Nevada this year was given rights equal to California and Arizona -- the other Lower Colorado River Basin states -- in claiming a portion of the river's surplus, when one is declared. This year a 625,000 acre-feet surplus was divided between Nevada and California. Arizona officials said the state did not need the extra water.

An acre-foot is enough water to supply a family of four to five for a year. Nevada's annual allotment of Colorado River water is 300,000 acre-feet a year, compared with 4.4 million acre-feet for California and 2.3 million acre-feet for Arizona.

Under the pending storage agreement, Nevada would not actually draw water out of the Arizona wells. In times of shortage, Arizona would use the stored water, and Nevada would draw a portion of Arizona's share from the Colorado River.

Arizona officials will decide by Nov. 1 each year how much water can be stored for Nevada. Nevada cannot store any water until Arizona's needs are met, according to the agreement. The most water Nevada can store in any year is 100,000 acre-feet. How much water authority customers will pay for storage will be determined annually.

The water authority will pay all of Arizona's costs to store and recover the water.

A proposal to store water in Arizona has been in the works since 1991, when the water authority became the regional agency to distribute water from Lake Mead to the area's cities and Clark County.

In February 1993 the water authority board authorized a demonstration project for underground storage of the Colorado's water in Arizona. A total of 50,000 acre-feet was put in place.
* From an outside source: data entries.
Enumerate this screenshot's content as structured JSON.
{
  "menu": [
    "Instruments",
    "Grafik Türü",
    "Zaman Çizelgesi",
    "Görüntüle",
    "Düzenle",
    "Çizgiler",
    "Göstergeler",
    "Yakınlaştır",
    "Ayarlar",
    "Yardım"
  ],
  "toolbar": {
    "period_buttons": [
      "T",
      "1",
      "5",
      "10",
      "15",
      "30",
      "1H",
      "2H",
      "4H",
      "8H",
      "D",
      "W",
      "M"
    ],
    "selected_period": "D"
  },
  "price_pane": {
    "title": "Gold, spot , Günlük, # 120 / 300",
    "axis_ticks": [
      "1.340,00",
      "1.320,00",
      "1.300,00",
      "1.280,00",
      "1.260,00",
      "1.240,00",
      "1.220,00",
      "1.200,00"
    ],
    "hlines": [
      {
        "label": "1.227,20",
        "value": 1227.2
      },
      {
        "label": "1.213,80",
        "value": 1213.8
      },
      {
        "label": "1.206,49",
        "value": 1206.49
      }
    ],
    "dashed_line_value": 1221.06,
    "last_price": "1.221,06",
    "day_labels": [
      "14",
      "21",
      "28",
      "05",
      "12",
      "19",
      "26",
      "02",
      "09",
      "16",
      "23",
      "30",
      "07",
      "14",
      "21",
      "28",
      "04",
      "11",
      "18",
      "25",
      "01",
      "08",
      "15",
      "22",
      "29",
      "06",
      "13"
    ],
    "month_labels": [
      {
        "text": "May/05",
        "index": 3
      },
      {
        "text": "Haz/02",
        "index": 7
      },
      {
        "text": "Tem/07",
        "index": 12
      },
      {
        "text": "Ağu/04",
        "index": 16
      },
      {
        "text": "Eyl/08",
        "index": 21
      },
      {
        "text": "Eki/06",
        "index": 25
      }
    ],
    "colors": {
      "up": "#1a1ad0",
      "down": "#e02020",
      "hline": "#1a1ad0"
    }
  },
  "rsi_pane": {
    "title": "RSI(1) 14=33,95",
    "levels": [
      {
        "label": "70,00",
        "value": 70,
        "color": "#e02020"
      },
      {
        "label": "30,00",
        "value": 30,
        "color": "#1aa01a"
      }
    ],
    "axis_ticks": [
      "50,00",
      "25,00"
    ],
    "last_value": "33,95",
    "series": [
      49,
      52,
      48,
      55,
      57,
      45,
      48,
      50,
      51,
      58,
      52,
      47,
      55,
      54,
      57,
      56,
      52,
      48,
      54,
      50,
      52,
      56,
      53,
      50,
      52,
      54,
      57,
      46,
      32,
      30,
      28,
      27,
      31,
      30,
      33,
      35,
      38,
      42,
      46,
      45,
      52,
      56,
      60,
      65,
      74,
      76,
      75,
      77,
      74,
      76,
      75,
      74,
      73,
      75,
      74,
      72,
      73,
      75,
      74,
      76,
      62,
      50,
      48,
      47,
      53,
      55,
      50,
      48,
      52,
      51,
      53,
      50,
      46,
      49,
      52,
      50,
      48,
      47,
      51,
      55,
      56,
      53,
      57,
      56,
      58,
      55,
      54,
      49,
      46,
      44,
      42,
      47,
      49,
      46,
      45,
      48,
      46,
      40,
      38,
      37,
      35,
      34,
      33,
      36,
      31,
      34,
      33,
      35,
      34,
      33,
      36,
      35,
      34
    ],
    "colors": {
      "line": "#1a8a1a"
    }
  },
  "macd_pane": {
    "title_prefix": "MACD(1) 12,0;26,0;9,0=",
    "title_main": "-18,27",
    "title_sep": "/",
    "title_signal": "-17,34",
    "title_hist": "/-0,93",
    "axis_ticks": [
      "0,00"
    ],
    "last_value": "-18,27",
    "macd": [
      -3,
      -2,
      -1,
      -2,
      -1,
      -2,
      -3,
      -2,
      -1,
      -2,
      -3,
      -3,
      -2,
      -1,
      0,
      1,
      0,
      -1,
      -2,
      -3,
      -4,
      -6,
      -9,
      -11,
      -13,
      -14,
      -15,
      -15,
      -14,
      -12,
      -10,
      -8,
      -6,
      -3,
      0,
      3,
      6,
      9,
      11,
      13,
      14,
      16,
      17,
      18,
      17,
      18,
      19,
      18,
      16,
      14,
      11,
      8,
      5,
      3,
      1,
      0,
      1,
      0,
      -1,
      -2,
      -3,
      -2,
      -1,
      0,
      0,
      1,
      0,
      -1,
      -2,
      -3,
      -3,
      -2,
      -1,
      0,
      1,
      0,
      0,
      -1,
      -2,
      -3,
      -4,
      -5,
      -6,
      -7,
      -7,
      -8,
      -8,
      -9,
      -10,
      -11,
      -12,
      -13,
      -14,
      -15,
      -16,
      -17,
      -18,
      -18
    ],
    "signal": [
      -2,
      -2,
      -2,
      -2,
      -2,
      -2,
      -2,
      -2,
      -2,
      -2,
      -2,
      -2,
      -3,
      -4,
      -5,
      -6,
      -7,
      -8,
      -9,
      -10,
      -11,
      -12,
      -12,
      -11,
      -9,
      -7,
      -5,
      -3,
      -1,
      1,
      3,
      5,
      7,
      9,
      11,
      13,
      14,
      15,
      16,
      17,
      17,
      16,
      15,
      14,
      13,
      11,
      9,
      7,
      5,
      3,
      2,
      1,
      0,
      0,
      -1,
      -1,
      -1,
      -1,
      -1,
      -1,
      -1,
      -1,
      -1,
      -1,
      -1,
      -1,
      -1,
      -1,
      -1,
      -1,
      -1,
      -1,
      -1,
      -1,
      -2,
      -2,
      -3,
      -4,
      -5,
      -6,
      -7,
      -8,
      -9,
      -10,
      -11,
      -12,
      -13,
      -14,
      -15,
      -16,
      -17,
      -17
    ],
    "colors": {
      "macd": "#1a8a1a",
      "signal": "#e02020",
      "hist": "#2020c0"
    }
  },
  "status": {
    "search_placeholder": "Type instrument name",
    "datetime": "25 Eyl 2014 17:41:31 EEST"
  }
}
The Bureau of Reclamation allowed the banking of unused river water in a rule adopted in November 1999, leading to negotiations between Arizona and Nevada.